** Opening Records for this exercise block **
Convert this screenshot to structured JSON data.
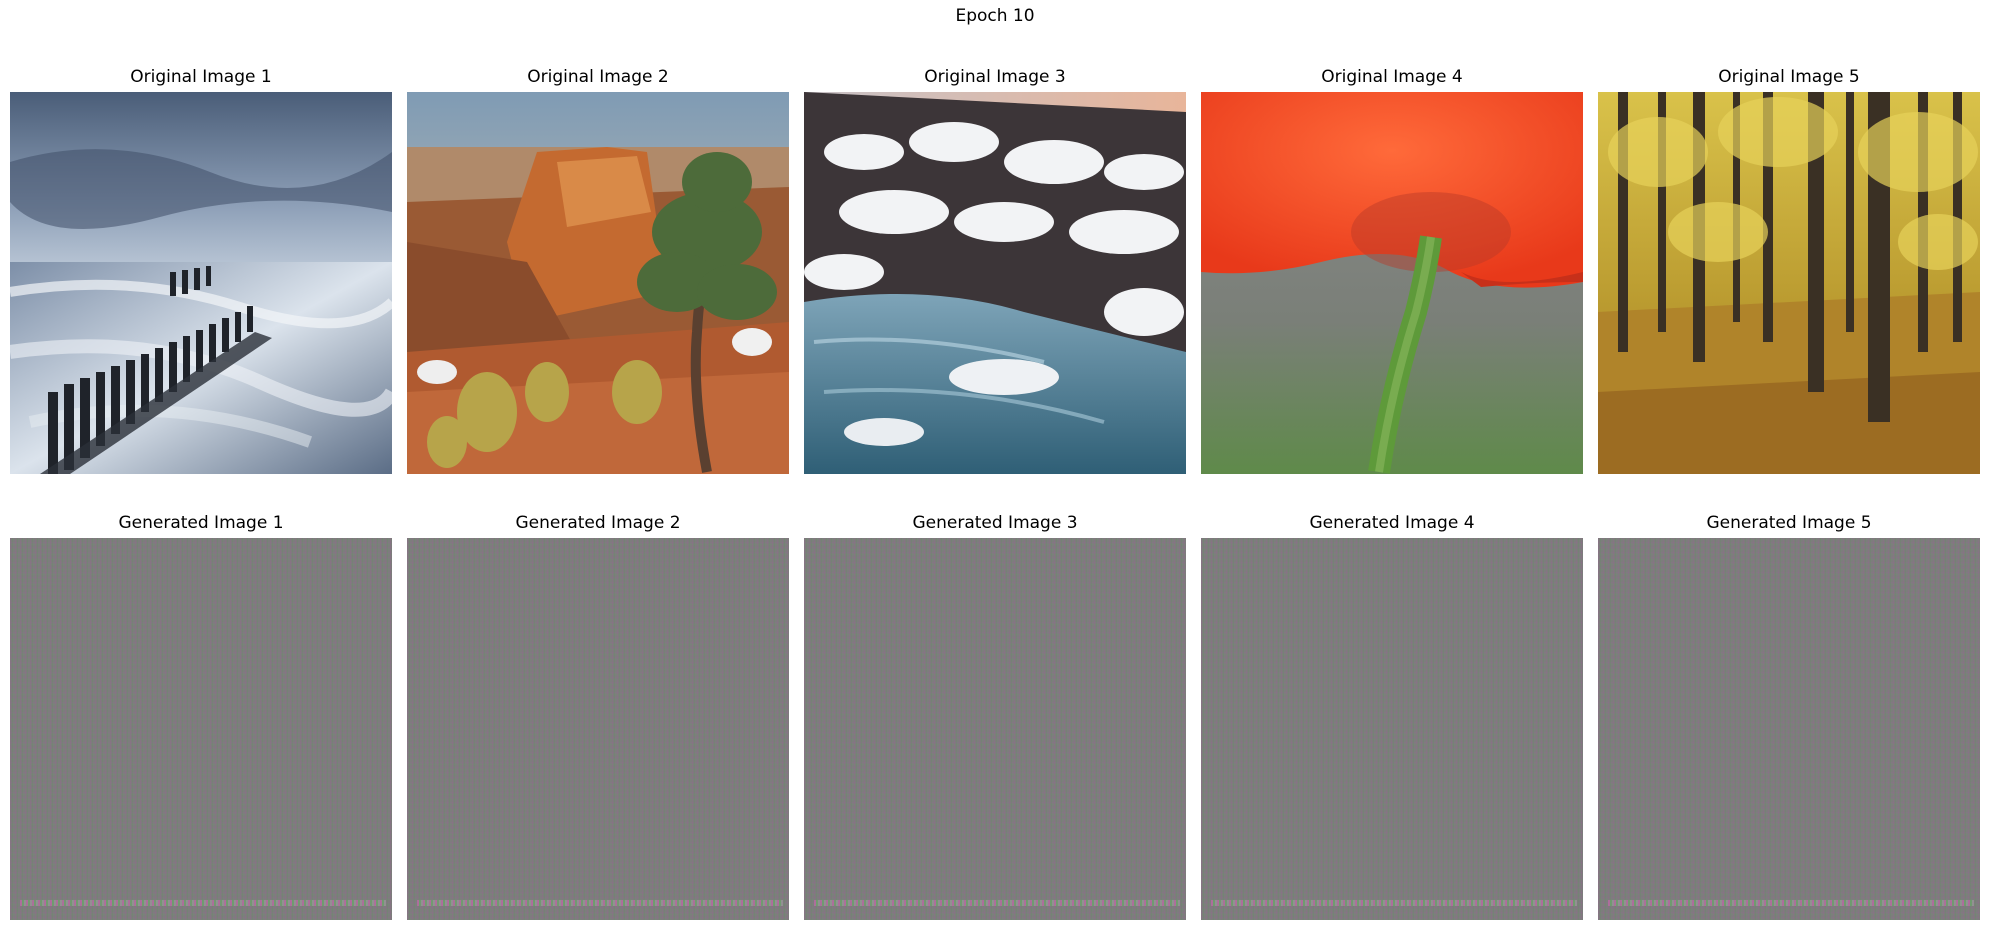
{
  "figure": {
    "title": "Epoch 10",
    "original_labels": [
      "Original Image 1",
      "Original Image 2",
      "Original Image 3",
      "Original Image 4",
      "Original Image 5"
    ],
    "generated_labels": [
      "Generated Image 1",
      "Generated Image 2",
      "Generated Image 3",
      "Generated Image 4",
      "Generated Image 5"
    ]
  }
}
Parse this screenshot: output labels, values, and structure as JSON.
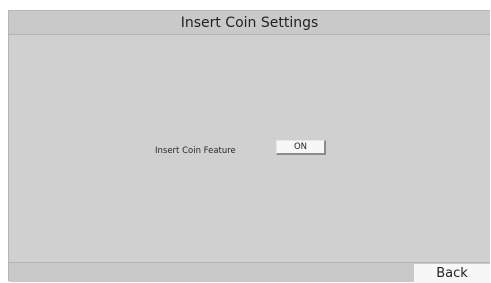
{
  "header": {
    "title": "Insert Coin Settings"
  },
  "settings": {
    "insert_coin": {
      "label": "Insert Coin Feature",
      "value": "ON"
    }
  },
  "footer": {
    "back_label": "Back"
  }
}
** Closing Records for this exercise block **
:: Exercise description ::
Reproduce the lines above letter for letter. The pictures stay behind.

:: Your solution ::
Convert this screenshot to structured JSON data.
{
  "figure": {
    "title": "Epoch 10",
    "original_labels": [
      "Original Image 1",
      "Original Image 2",
      "Original Image 3",
      "Original Image 4",
      "Original Image 5"
    ],
    "generated_labels": [
      "Generated Image 1",
      "Generated Image 2",
      "Generated Image 3",
      "Generated Image 4",
      "Generated Image 5"
    ]
  }
}
Parse this screenshot: output labels, values, and structure as JSON.
{
  "header": {
    "title": "Insert Coin Settings"
  },
  "settings": {
    "insert_coin": {
      "label": "Insert Coin Feature",
      "value": "ON"
    }
  },
  "footer": {
    "back_label": "Back"
  }
}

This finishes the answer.